Organising and Prioritising

Many of us make lists and use calendars and alarms to organise and prioritise activities and events every day. Individuals with autism often have difficulty with organisation and prioritising (see Executive Function)

Lists, alarms and calendars can also be effective for teenagers with autism and may help support organisation and prioritising work to meet the demands of the curriculum. Many graphic organisers are freely available online for busy teachers. To strive for independence, we need to teach teenagers with autism to construct their own supports so as they transition to adulthood, they will have an array of supportive options.

  1. Technology, iPads, computer software and inconspicuous strategies can all support the student with autism as he or she puts order and predictability into his or her life and school studies. For many, as concrete visual thinkers, teenagers with autism process information well when they can look at a picture or words to help them visualise information. Technology makes visual images more accessible. Many will find it easier to associate words with pictures if they see the printed word and a picture together.
  2. Some students will find that voice output software helps with auditory reinforcement and computer graphics help students visualise what they’re learning.
  3. As some students will have problems remembering sequences to carry out tasks, the use of technology can reduce the need to remember the steps and allow the student the chance to demonstrate his or her ability.
  4. Some teenagers may have difficulty with fine motor skills. Technology helps reduce the frustration involved with hand writing or drawing. Using a keyboard or touch screen reduces difficulty.
  5. Autism may make verbal communication difficult, technology can increase communication by helping someone express themselves more fluently or by helping them learn how to express themselves.
  6. Technology also increases communication by allowing us to communicate using the sensory skills someone with autism prefers (e.g. using symbols and pictures, video email, etc…)

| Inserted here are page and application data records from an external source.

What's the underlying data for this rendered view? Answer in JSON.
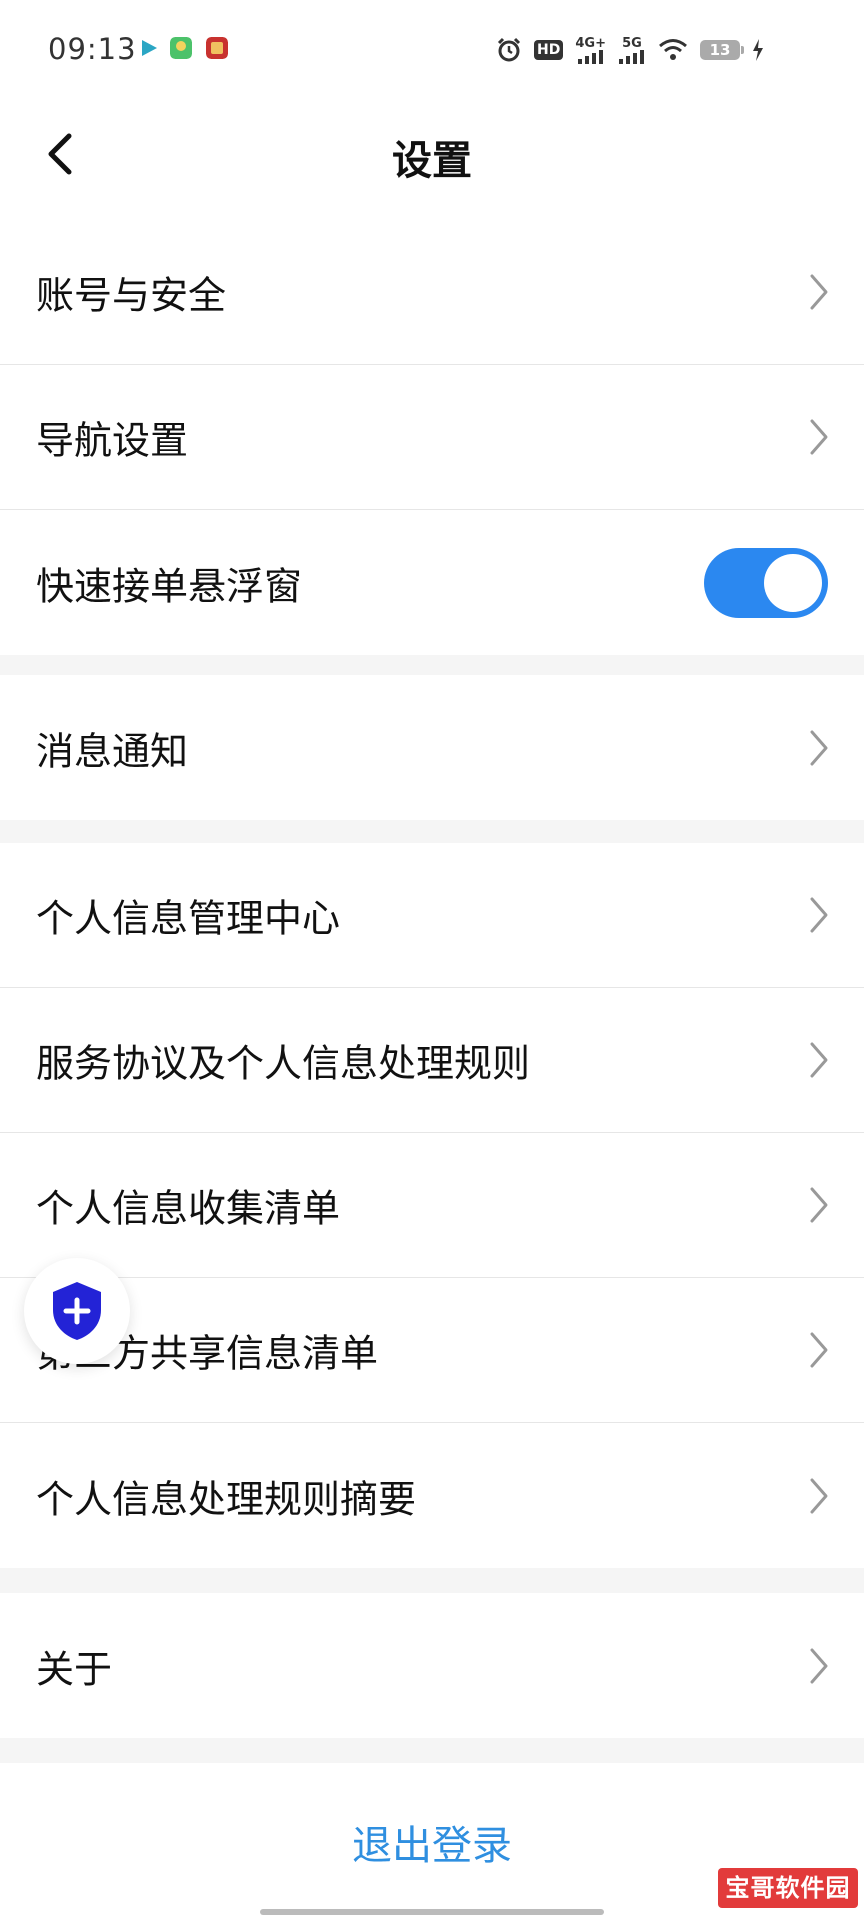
{
  "status_bar": {
    "time": "09:13",
    "hd_label": "HD",
    "sim1_network": "4G+",
    "sim2_network": "5G",
    "battery_level": "13",
    "icons": [
      "play-icon",
      "app-icon",
      "app-icon",
      "alarm-icon",
      "signal-icon",
      "wifi-icon",
      "battery-icon",
      "charging-icon"
    ]
  },
  "header": {
    "title": "设置",
    "back_icon": "back-chevron-icon"
  },
  "groups": [
    {
      "items": [
        {
          "label": "账号与安全",
          "control": "chevron"
        },
        {
          "label": "导航设置",
          "control": "chevron"
        },
        {
          "label": "快速接单悬浮窗",
          "control": "toggle",
          "toggle_on": true
        }
      ]
    },
    {
      "items": [
        {
          "label": "消息通知",
          "control": "chevron"
        }
      ]
    },
    {
      "items": [
        {
          "label": "个人信息管理中心",
          "control": "chevron"
        },
        {
          "label": "服务协议及个人信息处理规则",
          "control": "chevron"
        },
        {
          "label": "个人信息收集清单",
          "control": "chevron"
        },
        {
          "label": "第三方共享信息清单",
          "control": "chevron"
        },
        {
          "label": "个人信息处理规则摘要",
          "control": "chevron"
        }
      ]
    },
    {
      "items": [
        {
          "label": "关于",
          "control": "chevron"
        }
      ]
    }
  ],
  "logout": {
    "label": "退出登录"
  },
  "floating_button": {
    "icon": "shield-plus-icon"
  },
  "watermark": {
    "text": "宝哥软件园"
  },
  "colors": {
    "accent": "#2b88f0",
    "logout_text": "#2f8fe0",
    "shield": "#2323d6",
    "background": "#f5f5f5",
    "divider": "#e6e6e6"
  }
}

Computer graphics capture and maintain the attention of the student.

Read previous: ← Organisation skills